Shoaib claimed SNP activists wanted “coconut Pakistanis, not pure Pakistani” candidates, and cited Tasmina Ahmed-Sheikh, who is standing in Ochil & South Perthshire in May.
The phrase “coconut Pakistani”, which he said meant “white inside”, was fiercely condemned by the SNP.
Bhatti did not repeat the phrase, and claimed Ahmed-Sheikh and SNP minister Humza Yousaf had been promoted because of blind loyalty to the party leadership.
Both were “Yes men [who] do not have any standing in the community at all”, he said.
Bhatti was originally a Labour member, but defected to the SNP after 14 years in 1997 because he “couldn’t stand” Tony Blair any longer.
In the 2010 Westminster election, Bhatti signed the nomination papers for the SNP candidate in Glasgow Central.
Now back in Labour after quitting the SNP in 2012 over its support for Nato, Bhatti recently seconded the nomination of Labour’s Anas Sarwar in the same seat.
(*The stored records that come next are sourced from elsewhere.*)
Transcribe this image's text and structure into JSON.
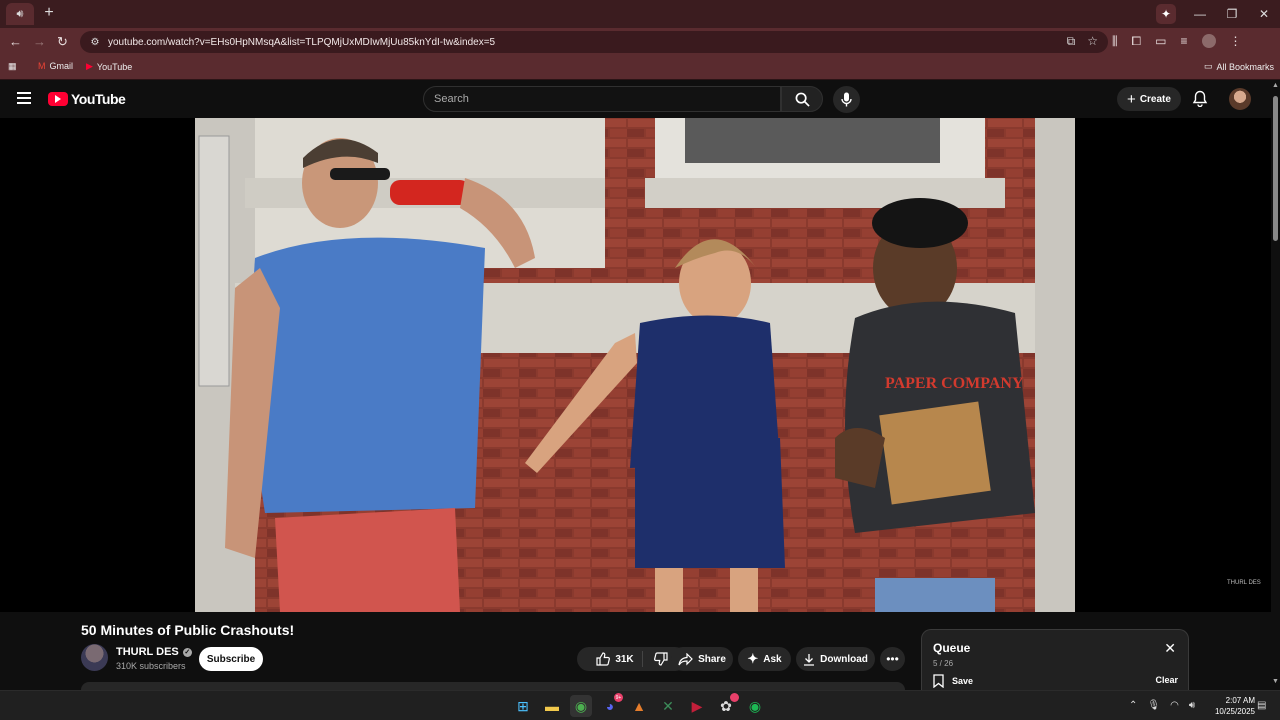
{
  "browser": {
    "tab_icon": "speaker-icon",
    "new_tab": "+",
    "window_controls": [
      "—",
      "❐",
      "✕"
    ],
    "url": "youtube.com/watch?v=EHs0HpNMsqA&list=TLPQMjUxMDIwMjUu85knYdI-tw&index=5",
    "bookmarks": [
      {
        "label": "Gmail",
        "icon": "gmail-icon",
        "color": "#ea4335"
      },
      {
        "label": "YouTube",
        "icon": "youtube-icon",
        "color": "#ff0033"
      }
    ],
    "all_bookmarks": "All Bookmarks",
    "theme_color": "#5a2b2f"
  },
  "youtube": {
    "logo_text": "YouTube",
    "search_placeholder": "Search",
    "create_label": "Create",
    "brand_color": "#ff0033"
  },
  "video": {
    "watermark": "THURL DES",
    "title": "50 Minutes of Public Crashouts!",
    "channel": {
      "name": "THURL DES",
      "subscribers": "310K subscribers",
      "subscribe_label": "Subscribe"
    },
    "actions": {
      "likes": "31K",
      "share": "Share",
      "ask": "Ask",
      "download": "Download"
    }
  },
  "queue": {
    "title": "Queue",
    "count": "5 / 26",
    "save": "Save",
    "clear": "Clear"
  },
  "taskbar": {
    "apps": [
      {
        "name": "windows-start-icon",
        "glyph": "⊞",
        "color": "#4cc2ff"
      },
      {
        "name": "file-explorer-icon",
        "glyph": "▬",
        "color": "#f2c94c"
      },
      {
        "name": "chrome-icon",
        "glyph": "◉",
        "color": "#4caf50"
      },
      {
        "name": "discord-icon",
        "glyph": "◕",
        "color": "#5865f2",
        "badge": "9+"
      },
      {
        "name": "app-a-icon",
        "glyph": "▲",
        "color": "#e57d2c"
      },
      {
        "name": "xbox-icon",
        "glyph": "✕",
        "color": "#3c8d5a"
      },
      {
        "name": "media-player-icon",
        "glyph": "▶",
        "color": "#c21f3a"
      },
      {
        "name": "chatgpt-icon",
        "glyph": "✿",
        "color": "#dddddd",
        "badge": " "
      },
      {
        "name": "spotify-icon",
        "glyph": "◉",
        "color": "#1db954"
      }
    ],
    "time": "2:07 AM",
    "date": "10/25/2025"
  }
}
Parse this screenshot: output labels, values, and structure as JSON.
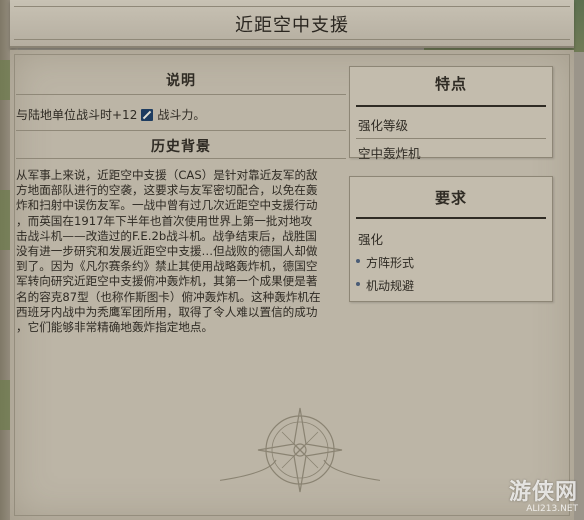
{
  "title": "近距空中支援",
  "description": {
    "heading": "说明",
    "text_before": "与陆地单位战斗时+12",
    "icon": "sword-icon",
    "text_after": "战斗力。"
  },
  "history": {
    "heading": "历史背景",
    "lines": [
      "从军事上来说，近距空中支援（CAS）是针对靠近友军的敌",
      "方地面部队进行的空袭，这要求与友军密切配合，以免在轰",
      "炸和扫射中误伤友军。一战中曾有过几次近距空中支援行动",
      "，而英国在1917年下半年也首次使用世界上第一批对地攻",
      "击战斗机——改造过的F.E.2b战斗机。战争结束后，战胜国",
      "没有进一步研究和发展近距空中支援…但战败的德国人却做",
      "到了。因为《凡尔赛条约》禁止其使用战略轰炸机，德国空",
      "军转向研究近距空中支援俯冲轰炸机，其第一个成果便是著",
      "名的容克87型（也称作斯图卡）俯冲轰炸机。这种轰炸机在",
      "西班牙内战中为秃鹰军团所用，取得了令人难以置信的成功",
      "，它们能够非常精确地轰炸指定地点。"
    ]
  },
  "features": {
    "heading": "特点",
    "label": "强化等级",
    "value": "空中轰炸机"
  },
  "requirements": {
    "heading": "要求",
    "label": "强化",
    "items": [
      "方阵形式",
      "机动规避"
    ]
  },
  "watermark": {
    "big": "游侠网",
    "small": "ALI213.NET"
  },
  "colors": {
    "panel": "#bcb5a6",
    "title_bar": "#c8c2b4",
    "text": "#2f2b24",
    "icon_bg": "#1d3c60",
    "bullet": "#4a5c76"
  }
}
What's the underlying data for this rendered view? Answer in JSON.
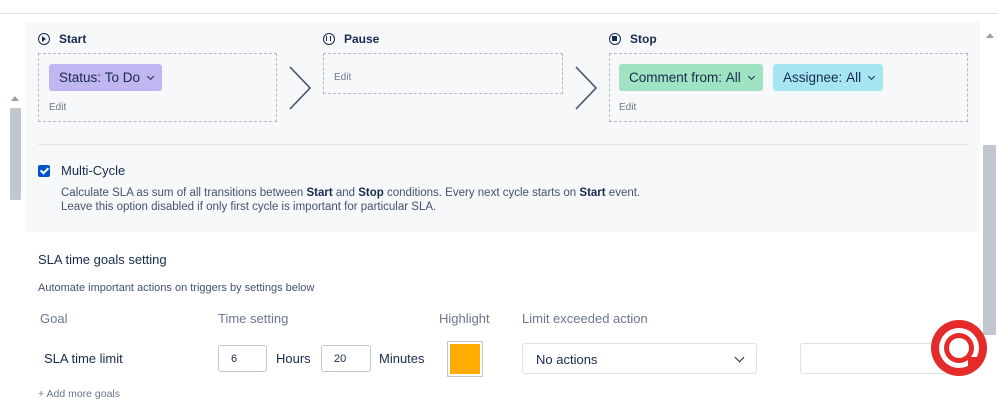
{
  "phases": {
    "start": {
      "title": "Start",
      "chips": [
        {
          "label": "Status:",
          "value": "To Do"
        }
      ],
      "edit": "Edit"
    },
    "pause": {
      "title": "Pause",
      "edit": "Edit"
    },
    "stop": {
      "title": "Stop",
      "chips": [
        {
          "label": "Comment from:",
          "value": "All"
        },
        {
          "label": "Assignee:",
          "value": "All"
        }
      ],
      "edit": "Edit"
    }
  },
  "multi_cycle": {
    "checked": true,
    "label": "Multi-Cycle",
    "desc_p1": "Calculate SLA as sum of all transitions between ",
    "desc_start": "Start",
    "desc_and": " and ",
    "desc_stop": "Stop",
    "desc_p2": " conditions. Every next cycle starts on ",
    "desc_start2": "Start",
    "desc_p3": " event.",
    "desc_line2": "Leave this option disabled if only first cycle is important for particular SLA."
  },
  "goals": {
    "title": "SLA time goals setting",
    "subtitle": "Automate important actions on triggers by settings below",
    "columns": {
      "goal": "Goal",
      "time": "Time setting",
      "highlight": "Highlight",
      "action": "Limit exceeded action"
    },
    "row": {
      "name": "SLA time limit",
      "hours": "6",
      "hours_label": "Hours",
      "minutes": "20",
      "minutes_label": "Minutes",
      "highlight_color": "#ffab00",
      "action": "No actions"
    },
    "add_more": "+ Add more goals"
  },
  "colors": {
    "accent": "#0052cc",
    "status_chip": "#c0b6f2",
    "comment_chip": "#9fe3c2",
    "assignee_chip": "#a6e6f0",
    "help_button": "#e52a2a"
  },
  "icons": {
    "start": "play-icon",
    "pause": "pause-icon",
    "stop": "stop-icon",
    "help": "help-lifebuoy-icon"
  }
}
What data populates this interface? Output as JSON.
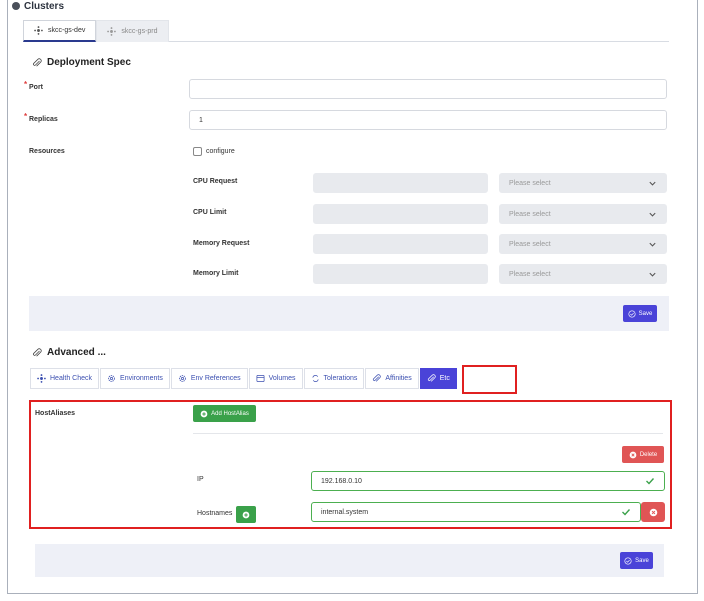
{
  "clusters": {
    "title": "Clusters",
    "tabs": [
      {
        "label": "skcc-gs-dev"
      },
      {
        "label": "skcc-gs-prd"
      }
    ]
  },
  "deployment_spec": {
    "title": "Deployment Spec",
    "port_label": "Port",
    "port_value": "",
    "replicas_label": "Replicas",
    "replicas_value": "1",
    "resources_label": "Resources",
    "configure_label": "configure",
    "rows": [
      {
        "label": "CPU Request",
        "select": "Please select"
      },
      {
        "label": "CPU Limit",
        "select": "Please select"
      },
      {
        "label": "Memory Request",
        "select": "Please select"
      },
      {
        "label": "Memory Limit",
        "select": "Please select"
      }
    ],
    "save_label": "Save"
  },
  "advanced": {
    "title": "Advanced ...",
    "tabs": [
      {
        "label": "Health Check"
      },
      {
        "label": "Environments"
      },
      {
        "label": "Env References"
      },
      {
        "label": "Volumes"
      },
      {
        "label": "Tolerations"
      },
      {
        "label": "Affinities"
      },
      {
        "label": "Etc"
      }
    ],
    "host_aliases_label": "HostAliases",
    "add_host_alias_label": "Add HostAlias",
    "delete_label": "Delete",
    "ip_label": "IP",
    "ip_value": "192.168.0.10",
    "hostnames_label": "Hostnames",
    "hostname_value": "internal.system",
    "save_label": "Save"
  },
  "colors": {
    "accent": "#4a43d8",
    "success": "#3aa14a",
    "danger": "#e05555",
    "highlight": "#e02020"
  }
}
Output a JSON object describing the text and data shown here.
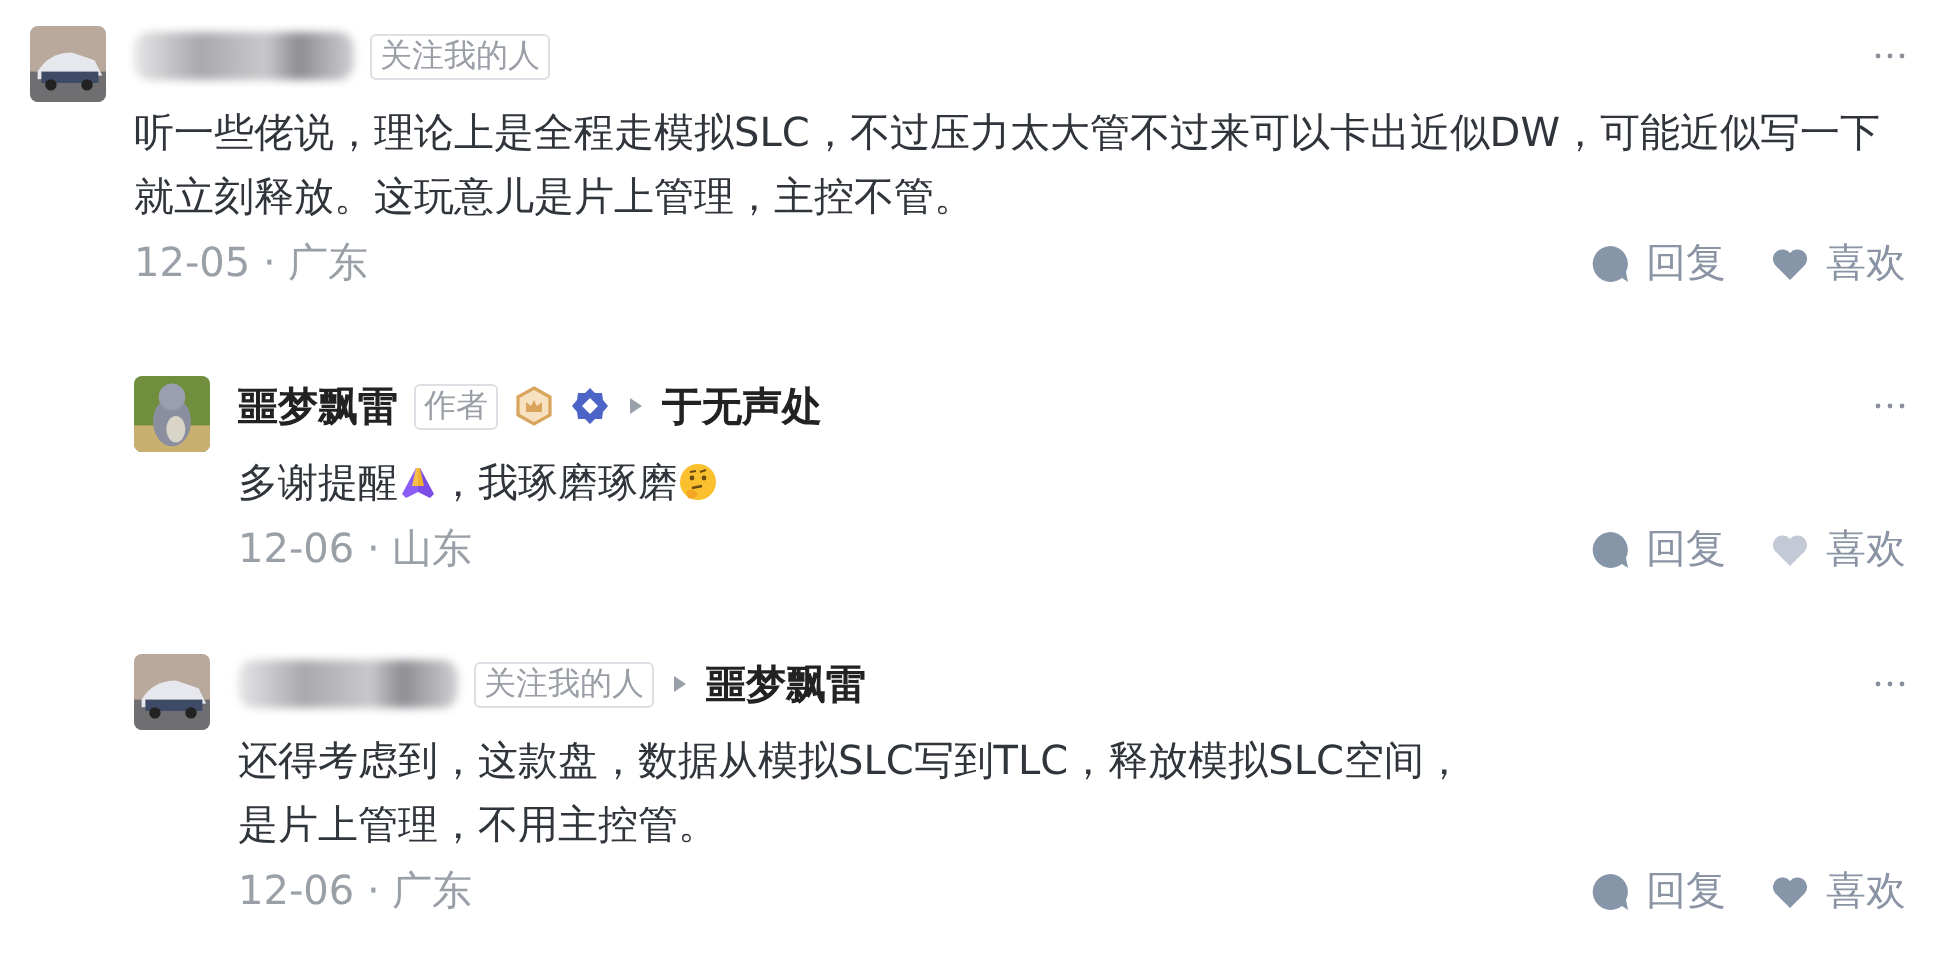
{
  "comments": [
    {
      "name_hidden": true,
      "tag": "关注我的人",
      "badges": false,
      "text": [
        {
          "kind": "text",
          "text": "听一些佬说，理论上是全程走模拟SLC，不过压力太大管不过来可以卡出近似DW，可能近似写一下就立刻释放。这玩意儿是片上管理，主控不管。"
        }
      ],
      "date": "12-05",
      "separator": "·",
      "location": "广东",
      "reply_label": "回复",
      "like_label": "喜欢",
      "liked": true,
      "replies": [
        {
          "name": "噩梦飘雷",
          "name_hidden": false,
          "tag": "作者",
          "badges": true,
          "reply_to": "于无声处",
          "text": [
            {
              "kind": "text",
              "text": "多谢提醒"
            },
            {
              "kind": "hands-emoji"
            },
            {
              "kind": "text",
              "text": "，我琢磨琢磨"
            },
            {
              "kind": "face-emoji"
            }
          ],
          "date": "12-06",
          "separator": "·",
          "location": "山东",
          "reply_label": "回复",
          "like_label": "喜欢",
          "liked": false
        },
        {
          "name_hidden": true,
          "tag": "关注我的人",
          "badges": false,
          "reply_to": "噩梦飘雷",
          "text": [
            {
              "kind": "text",
              "text": "还得考虑到，这款盘，数据从模拟SLC写到TLC，释放模拟SLC空间，是片上管理，不用主控管。"
            }
          ],
          "date": "12-06",
          "separator": "·",
          "location": "广东",
          "reply_label": "回复",
          "like_label": "喜欢",
          "liked": true
        }
      ]
    }
  ]
}
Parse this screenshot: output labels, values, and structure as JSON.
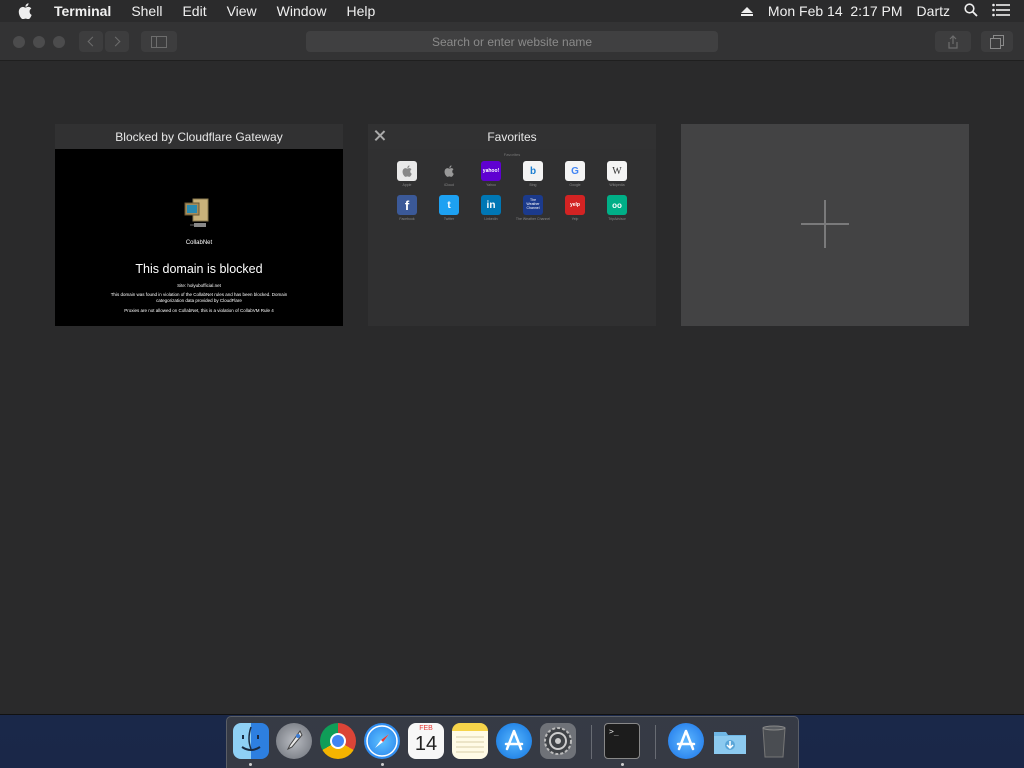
{
  "menubar": {
    "app_name": "Terminal",
    "items": [
      "Shell",
      "Edit",
      "View",
      "Window",
      "Help"
    ],
    "datetime": "Mon Feb 14  2:17 PM",
    "user": "Dartz"
  },
  "browser": {
    "address_placeholder": "Search or enter website name",
    "tabs": [
      {
        "title": "Blocked by Cloudflare Gateway",
        "logo_label": "CollabNet",
        "heading": "This domain is blocked",
        "site": "Site: holyubofficial.net",
        "message": "This domain was found in violation of the CollabNet rules and has been blocked. Domain categorization data provided by CloudFlare",
        "footer": "Proxies are not allowed on CollabNet, this is a violation of CollabVM Rule 4"
      },
      {
        "title": "Favorites",
        "section_label": "Favorites",
        "favorites": [
          {
            "label": "Apple",
            "glyph": ""
          },
          {
            "label": "iCloud",
            "glyph": ""
          },
          {
            "label": "Yahoo",
            "glyph": "yahoo!"
          },
          {
            "label": "Bing",
            "glyph": "b"
          },
          {
            "label": "Google",
            "glyph": "G"
          },
          {
            "label": "Wikipedia",
            "glyph": "W"
          },
          {
            "label": "Facebook",
            "glyph": "f"
          },
          {
            "label": "Twitter",
            "glyph": "t"
          },
          {
            "label": "LinkedIn",
            "glyph": "in"
          },
          {
            "label": "The Weather Channel",
            "glyph": "The Weather Channel"
          },
          {
            "label": "Yelp",
            "glyph": "yelp"
          },
          {
            "label": "TripAdvisor",
            "glyph": "oo"
          }
        ]
      }
    ]
  },
  "dock": {
    "calendar_month": "FEB",
    "calendar_day": "14",
    "apps": [
      "Finder",
      "Launchpad",
      "Chrome",
      "Safari",
      "Calendar",
      "Notes",
      "App Store",
      "System Preferences",
      "Terminal",
      "Applications",
      "Downloads",
      "Trash"
    ]
  },
  "colors": {
    "window_bg": "#2a2a2b",
    "toolbar_bg": "#333334",
    "twitter": "#1da1f2",
    "facebook": "#3b5998",
    "linkedin": "#0077b5",
    "yahoo": "#5f01d1"
  }
}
Yousaf said: “These are more disgraceful comments from a Labour Party member, which are completely untrue.
“To attack the late Bashir Ahmad as weak is a truly appalling slur on a wonderful man who was the most sincere politician of his generation.
“The SNP is a civic party which embraces all of Scotland’s communities and ethnic diversity, which is clear for all to see.”